Within the records, find every line that includes the word "meta" and copy it.

- _PROVIDED ENTRIES_:
....
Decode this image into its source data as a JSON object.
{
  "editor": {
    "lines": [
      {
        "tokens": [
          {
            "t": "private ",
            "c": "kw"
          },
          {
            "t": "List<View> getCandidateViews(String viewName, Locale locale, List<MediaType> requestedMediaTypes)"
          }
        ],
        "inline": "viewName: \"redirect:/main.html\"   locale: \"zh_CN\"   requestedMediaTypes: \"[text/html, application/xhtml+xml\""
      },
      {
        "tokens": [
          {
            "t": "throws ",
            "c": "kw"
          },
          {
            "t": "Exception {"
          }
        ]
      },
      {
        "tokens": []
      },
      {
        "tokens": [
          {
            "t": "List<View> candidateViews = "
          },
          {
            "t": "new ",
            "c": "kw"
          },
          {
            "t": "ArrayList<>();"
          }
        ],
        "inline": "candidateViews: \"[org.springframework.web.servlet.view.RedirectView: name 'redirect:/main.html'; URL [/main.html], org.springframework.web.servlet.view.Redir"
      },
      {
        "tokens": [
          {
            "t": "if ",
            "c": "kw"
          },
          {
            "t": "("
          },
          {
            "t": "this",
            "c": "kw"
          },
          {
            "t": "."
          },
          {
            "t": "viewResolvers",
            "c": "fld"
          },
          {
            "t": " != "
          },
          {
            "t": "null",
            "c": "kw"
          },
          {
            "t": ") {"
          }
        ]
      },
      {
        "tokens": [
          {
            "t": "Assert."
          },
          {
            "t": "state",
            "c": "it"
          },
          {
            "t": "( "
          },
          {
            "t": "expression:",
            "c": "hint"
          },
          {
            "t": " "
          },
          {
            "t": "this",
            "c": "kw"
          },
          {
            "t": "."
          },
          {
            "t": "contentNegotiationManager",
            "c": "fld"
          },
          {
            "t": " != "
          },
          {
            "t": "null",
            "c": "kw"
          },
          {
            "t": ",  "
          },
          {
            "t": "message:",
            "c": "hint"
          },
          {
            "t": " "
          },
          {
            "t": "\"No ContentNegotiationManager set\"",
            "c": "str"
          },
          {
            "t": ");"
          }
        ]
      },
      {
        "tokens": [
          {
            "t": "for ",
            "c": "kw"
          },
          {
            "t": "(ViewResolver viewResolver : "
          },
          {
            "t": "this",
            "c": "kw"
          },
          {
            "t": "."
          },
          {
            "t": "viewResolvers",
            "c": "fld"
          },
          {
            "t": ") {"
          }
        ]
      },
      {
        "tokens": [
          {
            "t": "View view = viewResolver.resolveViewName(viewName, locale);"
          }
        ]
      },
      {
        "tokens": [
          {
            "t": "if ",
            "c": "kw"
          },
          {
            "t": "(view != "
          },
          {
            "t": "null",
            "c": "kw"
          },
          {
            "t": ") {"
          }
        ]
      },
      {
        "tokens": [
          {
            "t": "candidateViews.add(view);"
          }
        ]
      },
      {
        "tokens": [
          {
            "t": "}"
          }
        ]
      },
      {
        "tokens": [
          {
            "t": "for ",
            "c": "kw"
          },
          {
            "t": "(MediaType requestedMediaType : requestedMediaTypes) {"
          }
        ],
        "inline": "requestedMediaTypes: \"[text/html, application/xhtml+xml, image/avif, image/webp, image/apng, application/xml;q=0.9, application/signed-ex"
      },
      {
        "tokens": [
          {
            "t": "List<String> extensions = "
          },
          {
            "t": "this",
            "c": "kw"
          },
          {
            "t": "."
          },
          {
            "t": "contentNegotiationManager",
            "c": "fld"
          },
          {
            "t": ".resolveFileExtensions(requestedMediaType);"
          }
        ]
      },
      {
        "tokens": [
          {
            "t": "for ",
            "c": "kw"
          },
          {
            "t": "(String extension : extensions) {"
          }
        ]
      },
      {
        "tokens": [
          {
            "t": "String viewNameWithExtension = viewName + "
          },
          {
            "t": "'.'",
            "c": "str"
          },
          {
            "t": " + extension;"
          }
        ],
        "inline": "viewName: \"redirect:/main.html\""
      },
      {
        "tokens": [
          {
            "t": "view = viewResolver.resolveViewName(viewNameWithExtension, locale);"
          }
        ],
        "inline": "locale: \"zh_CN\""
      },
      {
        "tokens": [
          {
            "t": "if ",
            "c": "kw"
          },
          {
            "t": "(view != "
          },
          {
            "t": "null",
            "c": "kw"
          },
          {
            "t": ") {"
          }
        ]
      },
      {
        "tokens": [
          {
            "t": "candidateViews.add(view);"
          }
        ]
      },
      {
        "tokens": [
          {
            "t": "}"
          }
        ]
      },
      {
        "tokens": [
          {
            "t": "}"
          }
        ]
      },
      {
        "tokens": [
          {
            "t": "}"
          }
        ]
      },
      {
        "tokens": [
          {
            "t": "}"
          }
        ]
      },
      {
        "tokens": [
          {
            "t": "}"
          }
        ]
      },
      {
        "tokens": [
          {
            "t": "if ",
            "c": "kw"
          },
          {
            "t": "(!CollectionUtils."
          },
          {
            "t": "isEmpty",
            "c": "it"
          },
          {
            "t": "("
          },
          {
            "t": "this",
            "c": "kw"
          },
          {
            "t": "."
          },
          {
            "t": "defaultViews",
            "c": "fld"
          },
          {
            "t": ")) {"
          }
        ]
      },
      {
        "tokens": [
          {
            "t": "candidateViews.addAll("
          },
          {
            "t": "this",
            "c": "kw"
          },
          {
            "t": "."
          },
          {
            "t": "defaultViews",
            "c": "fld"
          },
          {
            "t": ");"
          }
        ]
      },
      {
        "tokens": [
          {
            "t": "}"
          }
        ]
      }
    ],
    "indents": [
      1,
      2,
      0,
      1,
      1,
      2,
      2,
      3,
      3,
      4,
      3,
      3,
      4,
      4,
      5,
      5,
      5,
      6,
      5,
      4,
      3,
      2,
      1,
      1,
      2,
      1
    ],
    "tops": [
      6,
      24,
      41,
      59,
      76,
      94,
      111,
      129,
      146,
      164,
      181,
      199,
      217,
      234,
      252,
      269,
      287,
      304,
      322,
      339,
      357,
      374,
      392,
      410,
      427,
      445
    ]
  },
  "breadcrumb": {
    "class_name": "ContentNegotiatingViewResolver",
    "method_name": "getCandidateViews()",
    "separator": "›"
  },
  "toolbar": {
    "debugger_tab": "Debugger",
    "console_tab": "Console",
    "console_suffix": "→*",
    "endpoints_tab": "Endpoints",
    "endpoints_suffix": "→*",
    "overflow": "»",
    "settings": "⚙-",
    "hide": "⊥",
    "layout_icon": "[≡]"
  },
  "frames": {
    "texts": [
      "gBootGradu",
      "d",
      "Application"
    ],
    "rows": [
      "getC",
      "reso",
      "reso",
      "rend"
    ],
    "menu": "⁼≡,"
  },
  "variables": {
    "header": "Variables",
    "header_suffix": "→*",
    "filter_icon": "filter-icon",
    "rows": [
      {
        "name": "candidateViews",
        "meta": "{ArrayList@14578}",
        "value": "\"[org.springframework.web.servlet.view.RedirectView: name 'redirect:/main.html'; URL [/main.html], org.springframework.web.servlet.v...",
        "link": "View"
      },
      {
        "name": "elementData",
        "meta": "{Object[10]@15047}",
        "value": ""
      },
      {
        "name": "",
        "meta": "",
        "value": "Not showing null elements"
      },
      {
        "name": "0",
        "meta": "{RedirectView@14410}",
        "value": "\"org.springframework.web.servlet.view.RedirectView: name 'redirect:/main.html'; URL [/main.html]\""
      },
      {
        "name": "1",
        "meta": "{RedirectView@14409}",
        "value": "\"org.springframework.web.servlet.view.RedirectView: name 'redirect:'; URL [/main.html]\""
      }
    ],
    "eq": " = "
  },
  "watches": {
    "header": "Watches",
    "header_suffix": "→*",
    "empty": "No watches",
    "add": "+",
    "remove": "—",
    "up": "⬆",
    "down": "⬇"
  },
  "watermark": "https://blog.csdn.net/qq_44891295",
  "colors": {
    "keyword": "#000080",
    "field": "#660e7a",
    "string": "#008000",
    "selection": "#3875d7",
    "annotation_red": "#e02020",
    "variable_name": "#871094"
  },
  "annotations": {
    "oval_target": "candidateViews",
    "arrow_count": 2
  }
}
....
- _WRITTEN RESPONSE_:
        "meta": "{ArrayList@14578}",
        "meta": "{Object[10]@15047}",
        "meta": "",
        "meta": "{RedirectView@14410}",
        "meta": "{RedirectView@14409}",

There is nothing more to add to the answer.